"I think so far we have done fairly well in trying to make access available with the resources we have," Farley added.

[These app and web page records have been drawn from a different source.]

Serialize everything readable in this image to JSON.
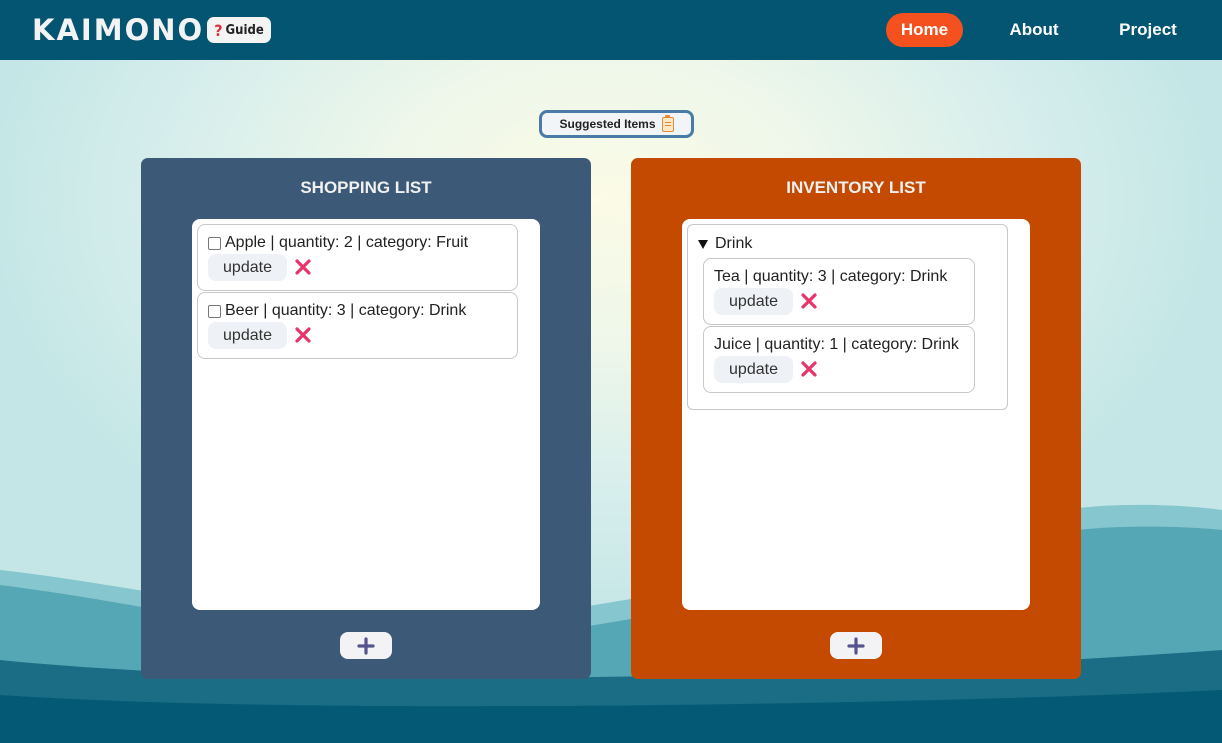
{
  "navbar": {
    "logo": "KAIMONO",
    "guide_label": "Guide",
    "links": [
      {
        "label": "Home",
        "active": true
      },
      {
        "label": "About"
      },
      {
        "label": "Project"
      }
    ]
  },
  "suggested": {
    "label": "Suggested Items"
  },
  "shopping": {
    "title": "SHOPPING LIST",
    "items": [
      {
        "text": "Apple | quantity: 2 | category: Fruit",
        "checked": false,
        "update_label": "update"
      },
      {
        "text": "Beer | quantity: 3 | category: Drink",
        "checked": false,
        "update_label": "update"
      }
    ]
  },
  "inventory": {
    "title": "INVENTORY LIST",
    "groups": [
      {
        "name": "Drink",
        "items": [
          {
            "text": "Tea | quantity: 3 | category: Drink",
            "update_label": "update"
          },
          {
            "text": "Juice | quantity: 1 | category: Drink",
            "update_label": "update"
          }
        ]
      }
    ]
  },
  "colors": {
    "nav_bg": "#045571",
    "home_active": "#f4511e",
    "shopping_panel": "#3c5a77",
    "inventory_panel": "#c44a02",
    "delete_icon": "#e8336b",
    "add_icon": "#56538f"
  }
}
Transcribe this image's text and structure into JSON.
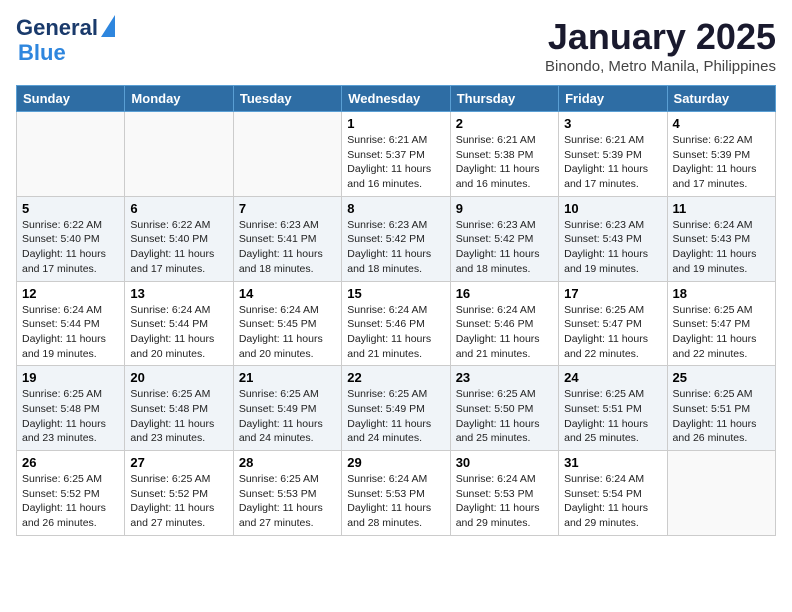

Contributing: The nationwide data analysis and additional reporting for this story was contributed by a team, including Soo Rin Kim and Matthew Vann of ABC News, Laura Bronner of FiveThirtyEight and Grace Manthey of ABC Owned Television Stations. The full analysis is here and an explanation of how we did it can be found here.